In short, whether or not Tehran was directly or indirectly behind the recent attacks (the Huthis in Yemen claimed responsibility for the attacks in Saudi Arabia; the earlier offshore incident has gone unclaimed; Iran has denied any connection to the incidents and called for an investigation), and whether or not Washington is manufacturing accusations to justify a spike in military activity, all the ingredients for an escalation are present. Even assuming that neither side seeks war, growing friction at all the flashpoints between the two sides (see our Trigger List early-warning platform) mean that intentions may not suffice to prevent it. The consequences could be calamitous for states and peoples in the immediate region, but also for the international economy, given its high dependence on the free flow of oil from the Gulf.

Iran should reciprocate by returning into full compliance with the nuclear deal.

It is not too late to avert this outcome. Key to de-escalation will be the ability of the remaining parties to the nuclear deal to give Iran an economic reprieve. In particular, Europe could shed its reluctance to indirectly import Iranian oil in partnership with Russia and China. If Russia swaps oil with Iran and China continues to import Iranian crude, the transactions would generate credit that the parties could inject into Europe’s special purpose financial vehicle (Instex), allowing Iran to engage in trade with these countries without access to the U.S.- dominated global financial system. These countries could also provide Iran with development aid to repair and renew its infrastructure. With Europe demonstrating willingness to go the extra mile, Iran should reciprocate by returning into full compliance with the nuclear deal. It also should exhibit restraint on the regional front and refrain from steps – direct or taken through partners – that could provoke its foes.

As for President Donald Trump, he faces a choice. Everything about his 2016 presidential campaign pointed in the direction of avoiding another costly and unnecessary military entanglement in the Middle East.

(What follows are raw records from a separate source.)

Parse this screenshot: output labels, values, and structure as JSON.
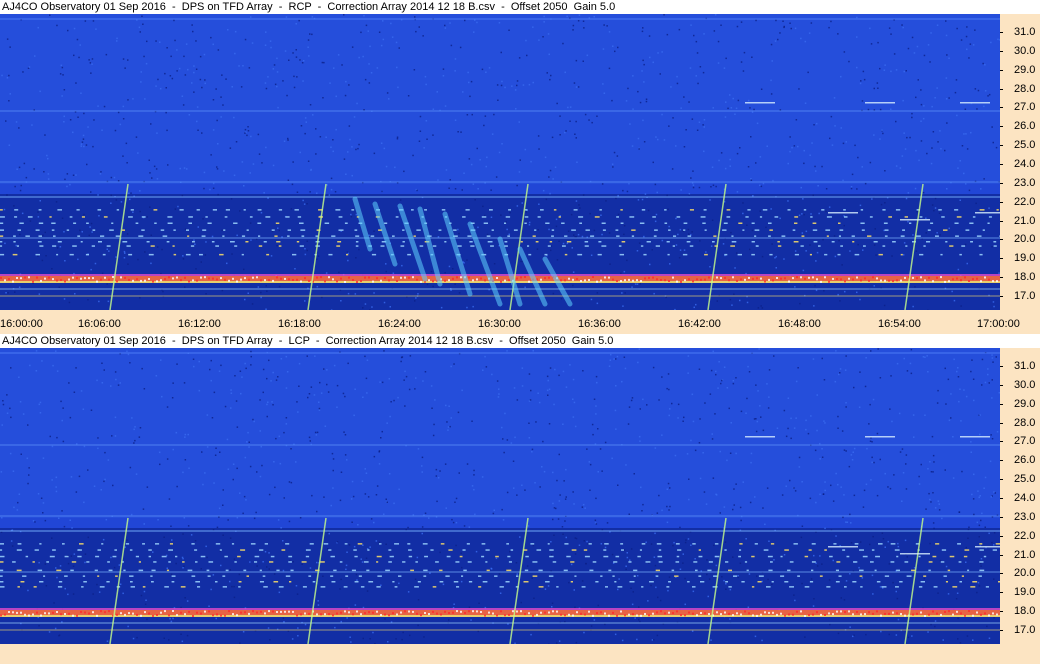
{
  "panels": [
    {
      "id": "rcp",
      "title": "AJ4CO Observatory 01 Sep 2016  -  DPS on TFD Array  -  RCP  -  Correction Array 2014 12 18 B.csv  -  Offset 2050  Gain 5.0"
    },
    {
      "id": "lcp",
      "title": "AJ4CO Observatory 01 Sep 2016  -  DPS on TFD Array  -  LCP  -  Correction Array 2014 12 18 B.csv  -  Offset 2050  Gain 5.0"
    }
  ],
  "frequency_ticks": [
    "31.0",
    "30.0",
    "29.0",
    "28.0",
    "27.0",
    "26.0",
    "25.0",
    "24.0",
    "23.0",
    "22.0",
    "21.0",
    "20.0",
    "19.0",
    "18.0",
    "17.0"
  ],
  "time_ticks": [
    "16:00:00",
    "16:06:00",
    "16:12:00",
    "16:18:00",
    "16:24:00",
    "16:30:00",
    "16:36:00",
    "16:42:00",
    "16:48:00",
    "16:54:00",
    "17:00:00"
  ],
  "colors": {
    "background_blue": "#1f3ed0",
    "dark_band_blue": "#0e1f8c",
    "interference_band": "#ff6a3a",
    "axis_background": "#fce4c2",
    "title_background": "#ffffff"
  }
}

So, too, does much about the vows he has made to his constituency since entering office. But everything about his administration’s policy toward Iran points in a strikingly different direction: toward war, by design or mistake. He says he wants the U.S. and Iran to talk. Yet he should know that the Islamic Republic will not start a dialogue if it feels it has a gun to its head; it will respond to perceived aggression in like manner, and that response could in turn engender an uncontrollable downward spiral. A back-channel dialogue eventually may be possible, but for that the U.S. ought to tone down its rhetoric and offer the Iranian leadership an off-ramp, for example by signalling its preparedness to put aside its maximalist demands and to find a mutually acceptable compromise.

President Trump might think that time is on his side, as sanctions continue to take their toll on the Iranian economy. But the wait-and-see period may have reached the end of its natural life. A crisis that he may not want but that some of his advisers may not mind lies just around the corner. It is past time for cooler heads to prevail and for all to move decisively to take the trains off collision course.